• Exercise
If a line of the listing contains the string "layers", return that line.

• Records to use
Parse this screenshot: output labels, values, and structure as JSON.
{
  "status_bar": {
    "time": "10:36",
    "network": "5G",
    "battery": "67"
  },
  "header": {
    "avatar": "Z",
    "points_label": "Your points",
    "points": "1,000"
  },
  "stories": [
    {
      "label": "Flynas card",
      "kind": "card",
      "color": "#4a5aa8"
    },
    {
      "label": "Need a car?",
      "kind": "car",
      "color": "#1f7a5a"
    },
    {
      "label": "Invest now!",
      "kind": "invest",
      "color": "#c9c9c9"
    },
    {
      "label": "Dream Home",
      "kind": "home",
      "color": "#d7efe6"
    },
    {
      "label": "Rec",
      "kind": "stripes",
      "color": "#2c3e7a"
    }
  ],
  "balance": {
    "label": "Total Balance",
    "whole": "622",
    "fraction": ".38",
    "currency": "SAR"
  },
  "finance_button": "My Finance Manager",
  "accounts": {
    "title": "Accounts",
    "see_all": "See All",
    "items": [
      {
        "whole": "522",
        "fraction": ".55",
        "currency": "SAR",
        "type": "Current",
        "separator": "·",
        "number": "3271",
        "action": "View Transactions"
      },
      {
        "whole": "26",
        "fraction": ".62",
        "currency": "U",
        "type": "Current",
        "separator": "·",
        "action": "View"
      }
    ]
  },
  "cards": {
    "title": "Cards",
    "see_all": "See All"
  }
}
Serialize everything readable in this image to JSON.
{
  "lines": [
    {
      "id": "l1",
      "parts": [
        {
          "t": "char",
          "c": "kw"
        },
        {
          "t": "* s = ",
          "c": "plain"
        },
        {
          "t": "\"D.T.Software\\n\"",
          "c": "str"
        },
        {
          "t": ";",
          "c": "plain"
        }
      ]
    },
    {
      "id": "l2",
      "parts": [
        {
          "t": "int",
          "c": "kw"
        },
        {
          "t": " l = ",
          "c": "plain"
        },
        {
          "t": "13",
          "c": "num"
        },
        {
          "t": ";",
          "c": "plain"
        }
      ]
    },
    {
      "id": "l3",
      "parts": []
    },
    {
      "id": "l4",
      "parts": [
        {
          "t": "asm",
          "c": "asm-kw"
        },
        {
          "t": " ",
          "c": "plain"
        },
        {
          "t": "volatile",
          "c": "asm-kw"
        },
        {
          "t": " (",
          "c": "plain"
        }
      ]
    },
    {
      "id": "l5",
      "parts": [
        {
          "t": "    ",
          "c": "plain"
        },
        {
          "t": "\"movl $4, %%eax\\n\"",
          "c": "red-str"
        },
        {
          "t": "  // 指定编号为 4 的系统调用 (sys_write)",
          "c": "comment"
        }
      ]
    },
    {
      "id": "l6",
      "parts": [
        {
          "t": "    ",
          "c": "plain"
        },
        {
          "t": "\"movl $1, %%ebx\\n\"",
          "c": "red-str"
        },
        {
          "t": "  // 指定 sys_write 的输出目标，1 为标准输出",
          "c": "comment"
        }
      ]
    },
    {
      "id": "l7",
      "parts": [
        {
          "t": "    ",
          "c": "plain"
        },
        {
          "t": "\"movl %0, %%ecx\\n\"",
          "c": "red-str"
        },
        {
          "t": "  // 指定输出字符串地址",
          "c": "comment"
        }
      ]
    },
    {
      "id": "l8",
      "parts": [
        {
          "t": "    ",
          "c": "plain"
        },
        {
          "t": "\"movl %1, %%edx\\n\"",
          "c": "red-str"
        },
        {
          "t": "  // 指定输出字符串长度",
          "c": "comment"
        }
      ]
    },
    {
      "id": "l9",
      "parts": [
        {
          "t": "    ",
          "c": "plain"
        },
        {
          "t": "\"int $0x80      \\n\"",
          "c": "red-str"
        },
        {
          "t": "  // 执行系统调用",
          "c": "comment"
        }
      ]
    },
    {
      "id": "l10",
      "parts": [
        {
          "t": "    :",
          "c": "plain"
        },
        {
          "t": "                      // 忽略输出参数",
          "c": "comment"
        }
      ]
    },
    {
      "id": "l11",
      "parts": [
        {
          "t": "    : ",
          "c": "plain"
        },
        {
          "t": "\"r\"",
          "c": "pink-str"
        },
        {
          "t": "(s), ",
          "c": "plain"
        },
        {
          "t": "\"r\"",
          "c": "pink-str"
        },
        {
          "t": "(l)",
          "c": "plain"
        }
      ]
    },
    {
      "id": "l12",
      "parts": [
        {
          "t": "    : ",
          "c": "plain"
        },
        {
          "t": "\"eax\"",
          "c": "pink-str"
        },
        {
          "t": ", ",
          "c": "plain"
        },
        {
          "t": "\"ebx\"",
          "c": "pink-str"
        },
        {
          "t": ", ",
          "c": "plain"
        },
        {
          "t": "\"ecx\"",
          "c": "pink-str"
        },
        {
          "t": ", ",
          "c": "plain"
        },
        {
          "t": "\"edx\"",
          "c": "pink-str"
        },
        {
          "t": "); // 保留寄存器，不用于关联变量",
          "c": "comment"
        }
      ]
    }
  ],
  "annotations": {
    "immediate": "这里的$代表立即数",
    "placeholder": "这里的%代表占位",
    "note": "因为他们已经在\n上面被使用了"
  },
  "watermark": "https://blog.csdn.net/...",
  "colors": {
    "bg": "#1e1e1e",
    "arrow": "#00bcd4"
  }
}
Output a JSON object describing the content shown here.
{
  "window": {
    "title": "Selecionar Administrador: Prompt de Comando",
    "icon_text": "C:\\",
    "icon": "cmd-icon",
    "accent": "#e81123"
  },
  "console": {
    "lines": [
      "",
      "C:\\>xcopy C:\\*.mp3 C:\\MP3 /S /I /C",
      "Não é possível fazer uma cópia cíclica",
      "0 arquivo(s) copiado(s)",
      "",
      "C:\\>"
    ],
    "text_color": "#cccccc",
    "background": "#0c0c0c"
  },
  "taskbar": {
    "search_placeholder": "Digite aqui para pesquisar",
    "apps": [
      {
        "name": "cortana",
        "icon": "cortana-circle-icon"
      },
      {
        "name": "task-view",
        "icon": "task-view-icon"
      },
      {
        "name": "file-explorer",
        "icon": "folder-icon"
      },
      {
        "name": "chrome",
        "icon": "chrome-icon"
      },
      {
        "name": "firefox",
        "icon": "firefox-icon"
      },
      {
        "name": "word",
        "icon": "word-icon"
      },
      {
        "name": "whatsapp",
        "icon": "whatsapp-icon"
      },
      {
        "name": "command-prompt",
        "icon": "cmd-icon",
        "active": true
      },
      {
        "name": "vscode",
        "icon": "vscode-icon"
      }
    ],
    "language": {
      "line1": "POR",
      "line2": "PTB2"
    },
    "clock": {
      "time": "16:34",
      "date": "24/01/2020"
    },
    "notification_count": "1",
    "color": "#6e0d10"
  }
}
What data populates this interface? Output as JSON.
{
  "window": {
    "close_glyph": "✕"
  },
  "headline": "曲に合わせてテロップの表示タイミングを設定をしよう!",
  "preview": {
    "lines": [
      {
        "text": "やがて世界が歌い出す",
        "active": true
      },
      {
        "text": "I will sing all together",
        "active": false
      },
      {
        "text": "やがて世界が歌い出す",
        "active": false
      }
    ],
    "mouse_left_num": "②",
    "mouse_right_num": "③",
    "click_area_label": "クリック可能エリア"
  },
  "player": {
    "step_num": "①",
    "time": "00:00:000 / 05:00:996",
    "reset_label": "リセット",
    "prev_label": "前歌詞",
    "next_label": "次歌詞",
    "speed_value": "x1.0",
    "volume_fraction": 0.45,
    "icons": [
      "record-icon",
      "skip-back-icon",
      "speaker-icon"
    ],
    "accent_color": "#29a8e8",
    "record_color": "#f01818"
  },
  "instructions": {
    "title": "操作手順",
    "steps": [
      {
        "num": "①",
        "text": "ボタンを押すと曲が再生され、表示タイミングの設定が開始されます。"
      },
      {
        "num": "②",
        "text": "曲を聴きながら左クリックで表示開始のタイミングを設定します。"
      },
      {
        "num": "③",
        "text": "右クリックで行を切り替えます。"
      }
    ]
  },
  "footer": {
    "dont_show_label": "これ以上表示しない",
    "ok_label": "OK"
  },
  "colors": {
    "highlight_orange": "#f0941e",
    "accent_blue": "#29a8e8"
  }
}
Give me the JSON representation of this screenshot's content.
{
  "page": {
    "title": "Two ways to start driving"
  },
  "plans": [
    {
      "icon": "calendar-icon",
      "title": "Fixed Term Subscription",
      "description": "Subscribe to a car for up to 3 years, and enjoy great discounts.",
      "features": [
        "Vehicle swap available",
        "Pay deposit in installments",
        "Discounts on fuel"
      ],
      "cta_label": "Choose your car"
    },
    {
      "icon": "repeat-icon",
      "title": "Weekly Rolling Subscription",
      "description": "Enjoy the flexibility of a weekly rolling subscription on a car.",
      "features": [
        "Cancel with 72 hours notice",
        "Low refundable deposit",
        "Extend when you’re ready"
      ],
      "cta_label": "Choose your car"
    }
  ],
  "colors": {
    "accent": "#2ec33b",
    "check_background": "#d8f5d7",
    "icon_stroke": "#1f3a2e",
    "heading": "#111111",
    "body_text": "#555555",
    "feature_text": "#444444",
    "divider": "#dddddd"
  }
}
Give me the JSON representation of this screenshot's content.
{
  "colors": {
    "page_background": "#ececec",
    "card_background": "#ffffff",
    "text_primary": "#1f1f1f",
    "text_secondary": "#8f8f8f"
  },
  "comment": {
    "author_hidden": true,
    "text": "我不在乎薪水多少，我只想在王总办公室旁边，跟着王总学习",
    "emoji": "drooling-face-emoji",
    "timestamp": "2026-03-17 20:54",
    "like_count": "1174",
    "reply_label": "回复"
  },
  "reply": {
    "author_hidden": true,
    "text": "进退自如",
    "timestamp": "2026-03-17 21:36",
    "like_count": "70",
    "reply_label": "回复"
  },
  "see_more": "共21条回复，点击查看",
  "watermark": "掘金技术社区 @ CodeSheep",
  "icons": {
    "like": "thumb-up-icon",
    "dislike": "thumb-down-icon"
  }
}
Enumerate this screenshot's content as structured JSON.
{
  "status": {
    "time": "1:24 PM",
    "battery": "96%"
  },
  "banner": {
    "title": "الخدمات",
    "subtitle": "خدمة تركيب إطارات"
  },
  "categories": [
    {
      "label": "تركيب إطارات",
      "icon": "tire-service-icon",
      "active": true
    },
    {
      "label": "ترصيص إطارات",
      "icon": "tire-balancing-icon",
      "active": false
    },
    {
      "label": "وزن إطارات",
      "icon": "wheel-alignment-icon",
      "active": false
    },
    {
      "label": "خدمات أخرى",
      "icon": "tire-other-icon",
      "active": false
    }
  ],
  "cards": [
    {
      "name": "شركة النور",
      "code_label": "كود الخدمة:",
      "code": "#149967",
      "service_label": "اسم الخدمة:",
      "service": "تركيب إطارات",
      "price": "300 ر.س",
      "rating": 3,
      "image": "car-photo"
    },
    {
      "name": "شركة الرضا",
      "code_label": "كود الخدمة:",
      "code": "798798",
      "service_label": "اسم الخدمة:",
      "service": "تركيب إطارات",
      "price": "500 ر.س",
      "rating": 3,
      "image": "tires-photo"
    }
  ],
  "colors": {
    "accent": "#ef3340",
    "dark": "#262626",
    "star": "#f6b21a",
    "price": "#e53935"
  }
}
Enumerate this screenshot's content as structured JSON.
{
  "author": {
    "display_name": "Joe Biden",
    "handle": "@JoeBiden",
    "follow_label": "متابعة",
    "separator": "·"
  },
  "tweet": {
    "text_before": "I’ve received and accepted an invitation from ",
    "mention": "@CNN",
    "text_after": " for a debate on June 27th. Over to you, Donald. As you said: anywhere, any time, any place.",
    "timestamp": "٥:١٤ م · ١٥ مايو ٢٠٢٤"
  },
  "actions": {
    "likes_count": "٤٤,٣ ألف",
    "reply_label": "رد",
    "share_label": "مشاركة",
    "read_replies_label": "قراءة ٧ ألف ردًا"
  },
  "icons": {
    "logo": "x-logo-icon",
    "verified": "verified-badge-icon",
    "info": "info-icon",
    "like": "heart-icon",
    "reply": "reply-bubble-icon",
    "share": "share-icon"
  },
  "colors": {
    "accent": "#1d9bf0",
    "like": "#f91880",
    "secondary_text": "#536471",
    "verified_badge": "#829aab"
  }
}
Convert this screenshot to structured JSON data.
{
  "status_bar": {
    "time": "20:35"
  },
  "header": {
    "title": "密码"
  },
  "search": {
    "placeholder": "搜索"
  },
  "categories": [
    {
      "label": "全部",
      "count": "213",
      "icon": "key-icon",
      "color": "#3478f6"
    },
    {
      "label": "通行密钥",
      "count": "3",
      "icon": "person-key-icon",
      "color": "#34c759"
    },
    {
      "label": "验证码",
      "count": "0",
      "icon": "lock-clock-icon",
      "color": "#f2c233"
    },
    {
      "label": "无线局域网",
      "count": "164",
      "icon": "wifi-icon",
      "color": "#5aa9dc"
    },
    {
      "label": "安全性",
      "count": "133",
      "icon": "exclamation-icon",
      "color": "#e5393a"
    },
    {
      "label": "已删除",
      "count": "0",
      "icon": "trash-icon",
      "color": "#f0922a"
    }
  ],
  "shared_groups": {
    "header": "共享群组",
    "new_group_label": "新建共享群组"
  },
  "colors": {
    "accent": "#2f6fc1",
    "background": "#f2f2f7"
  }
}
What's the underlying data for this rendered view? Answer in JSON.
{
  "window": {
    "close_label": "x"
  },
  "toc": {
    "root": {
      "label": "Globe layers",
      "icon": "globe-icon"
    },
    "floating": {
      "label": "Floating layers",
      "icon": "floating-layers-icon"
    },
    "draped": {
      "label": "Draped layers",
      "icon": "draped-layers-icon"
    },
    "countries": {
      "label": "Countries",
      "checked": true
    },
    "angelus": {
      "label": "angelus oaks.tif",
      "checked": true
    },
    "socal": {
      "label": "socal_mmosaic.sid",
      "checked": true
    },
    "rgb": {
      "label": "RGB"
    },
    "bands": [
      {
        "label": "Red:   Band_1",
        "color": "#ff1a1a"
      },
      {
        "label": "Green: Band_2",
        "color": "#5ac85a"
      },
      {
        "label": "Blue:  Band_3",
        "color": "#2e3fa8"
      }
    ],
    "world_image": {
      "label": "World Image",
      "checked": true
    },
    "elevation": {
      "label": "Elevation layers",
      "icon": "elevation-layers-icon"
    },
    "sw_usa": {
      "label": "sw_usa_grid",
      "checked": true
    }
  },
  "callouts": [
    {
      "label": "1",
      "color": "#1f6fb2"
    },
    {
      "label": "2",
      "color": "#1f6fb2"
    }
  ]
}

• Solution for this exercise
      "label": "Globe layers",
      "label": "Floating layers",
      "icon": "floating-layers-icon"
      "label": "Draped layers",
      "icon": "draped-layers-icon"
      "label": "Elevation layers",
      "icon": "elevation-layers-icon"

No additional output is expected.